Page and application data records
···

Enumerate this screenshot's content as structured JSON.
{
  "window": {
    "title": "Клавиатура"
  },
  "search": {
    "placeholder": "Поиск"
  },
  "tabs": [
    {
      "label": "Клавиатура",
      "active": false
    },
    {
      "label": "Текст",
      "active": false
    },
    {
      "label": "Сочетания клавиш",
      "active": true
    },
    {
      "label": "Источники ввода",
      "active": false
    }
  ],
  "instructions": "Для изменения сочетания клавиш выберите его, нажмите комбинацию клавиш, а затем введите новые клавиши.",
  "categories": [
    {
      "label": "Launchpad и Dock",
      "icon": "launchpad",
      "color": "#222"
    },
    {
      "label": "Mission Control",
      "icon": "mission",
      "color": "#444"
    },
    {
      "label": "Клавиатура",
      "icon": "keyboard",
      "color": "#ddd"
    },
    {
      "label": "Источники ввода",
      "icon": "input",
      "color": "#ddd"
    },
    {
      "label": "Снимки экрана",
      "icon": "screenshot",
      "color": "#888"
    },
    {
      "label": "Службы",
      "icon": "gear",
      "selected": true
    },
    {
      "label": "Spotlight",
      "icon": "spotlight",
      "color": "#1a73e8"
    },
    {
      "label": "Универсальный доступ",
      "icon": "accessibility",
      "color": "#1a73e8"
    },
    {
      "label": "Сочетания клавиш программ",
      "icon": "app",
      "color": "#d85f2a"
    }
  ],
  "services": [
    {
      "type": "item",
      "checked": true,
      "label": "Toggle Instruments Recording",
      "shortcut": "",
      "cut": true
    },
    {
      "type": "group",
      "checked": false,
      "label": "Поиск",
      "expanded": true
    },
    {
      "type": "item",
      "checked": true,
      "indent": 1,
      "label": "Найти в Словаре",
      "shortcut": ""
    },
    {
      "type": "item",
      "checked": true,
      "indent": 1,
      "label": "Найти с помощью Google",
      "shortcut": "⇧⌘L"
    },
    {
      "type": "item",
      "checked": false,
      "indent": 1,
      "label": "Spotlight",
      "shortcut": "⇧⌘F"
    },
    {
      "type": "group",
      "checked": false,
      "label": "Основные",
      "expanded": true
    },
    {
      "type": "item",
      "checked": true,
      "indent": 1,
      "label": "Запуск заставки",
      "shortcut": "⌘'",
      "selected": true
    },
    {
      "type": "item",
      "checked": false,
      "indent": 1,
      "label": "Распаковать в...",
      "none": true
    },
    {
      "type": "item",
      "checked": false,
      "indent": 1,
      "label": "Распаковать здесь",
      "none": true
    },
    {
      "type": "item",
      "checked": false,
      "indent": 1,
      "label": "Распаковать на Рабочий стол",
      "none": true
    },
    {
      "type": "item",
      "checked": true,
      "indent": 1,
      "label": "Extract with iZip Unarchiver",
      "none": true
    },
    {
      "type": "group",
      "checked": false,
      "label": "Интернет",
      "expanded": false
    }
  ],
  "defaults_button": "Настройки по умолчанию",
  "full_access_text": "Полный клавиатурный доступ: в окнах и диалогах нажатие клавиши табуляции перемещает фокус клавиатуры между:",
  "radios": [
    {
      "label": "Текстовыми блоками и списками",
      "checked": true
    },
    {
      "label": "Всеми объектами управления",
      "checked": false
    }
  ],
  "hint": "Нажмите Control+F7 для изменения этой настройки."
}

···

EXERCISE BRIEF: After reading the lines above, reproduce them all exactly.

EXERCISE RESULT:
Enumerate this screenshot's content as structured JSON.
{
  "window": {
    "title": "Клавиатура"
  },
  "search": {
    "placeholder": "Поиск"
  },
  "tabs": [
    {
      "label": "Клавиатура",
      "active": false
    },
    {
      "label": "Текст",
      "active": false
    },
    {
      "label": "Сочетания клавиш",
      "active": true
    },
    {
      "label": "Источники ввода",
      "active": false
    }
  ],
  "instructions": "Для изменения сочетания клавиш выберите его, нажмите комбинацию клавиш, а затем введите новые клавиши.",
  "categories": [
    {
      "label": "Launchpad и Dock",
      "icon": "launchpad",
      "color": "#222"
    },
    {
      "label": "Mission Control",
      "icon": "mission",
      "color": "#444"
    },
    {
      "label": "Клавиатура",
      "icon": "keyboard",
      "color": "#ddd"
    },
    {
      "label": "Источники ввода",
      "icon": "input",
      "color": "#ddd"
    },
    {
      "label": "Снимки экрана",
      "icon": "screenshot",
      "color": "#888"
    },
    {
      "label": "Службы",
      "icon": "gear",
      "selected": true
    },
    {
      "label": "Spotlight",
      "icon": "spotlight",
      "color": "#1a73e8"
    },
    {
      "label": "Универсальный доступ",
      "icon": "accessibility",
      "color": "#1a73e8"
    },
    {
      "label": "Сочетания клавиш программ",
      "icon": "app",
      "color": "#d85f2a"
    }
  ],
  "services": [
    {
      "type": "item",
      "checked": true,
      "label": "Toggle Instruments Recording",
      "shortcut": "",
      "cut": true
    },
    {
      "type": "group",
      "checked": false,
      "label": "Поиск",
      "expanded": true
    },
    {
      "type": "item",
      "checked": true,
      "indent": 1,
      "label": "Найти в Словаре",
      "shortcut": ""
    },
    {
      "type": "item",
      "checked": true,
      "indent": 1,
      "label": "Найти с помощью Google",
      "shortcut": "⇧⌘L"
    },
    {
      "type": "item",
      "checked": false,
      "indent": 1,
      "label": "Spotlight",
      "shortcut": "⇧⌘F"
    },
    {
      "type": "group",
      "checked": false,
      "label": "Основные",
      "expanded": true
    },
    {
      "type": "item",
      "checked": true,
      "indent": 1,
      "label": "Запуск заставки",
      "shortcut": "⌘'",
      "selected": true
    },
    {
      "type": "item",
      "checked": false,
      "indent": 1,
      "label": "Распаковать в...",
      "none": true
    },
    {
      "type": "item",
      "checked": false,
      "indent": 1,
      "label": "Распаковать здесь",
      "none": true
    },
    {
      "type": "item",
      "checked": false,
      "indent": 1,
      "label": "Распаковать на Рабочий стол",
      "none": true
    },
    {
      "type": "item",
      "checked": true,
      "indent": 1,
      "label": "Extract with iZip Unarchiver",
      "none": true
    },
    {
      "type": "group",
      "checked": false,
      "label": "Интернет",
      "expanded": false
    }
  ],
  "defaults_button": "Настройки по умолчанию",
  "full_access_text": "Полный клавиатурный доступ: в окнах и диалогах нажатие клавиши табуляции перемещает фокус клавиатуры между:",
  "radios": [
    {
      "label": "Текстовыми блоками и списками",
      "checked": true
    },
    {
      "label": "Всеми объектами управления",
      "checked": false
    }
  ],
  "hint": "Нажмите Control+F7 для изменения этой настройки."
}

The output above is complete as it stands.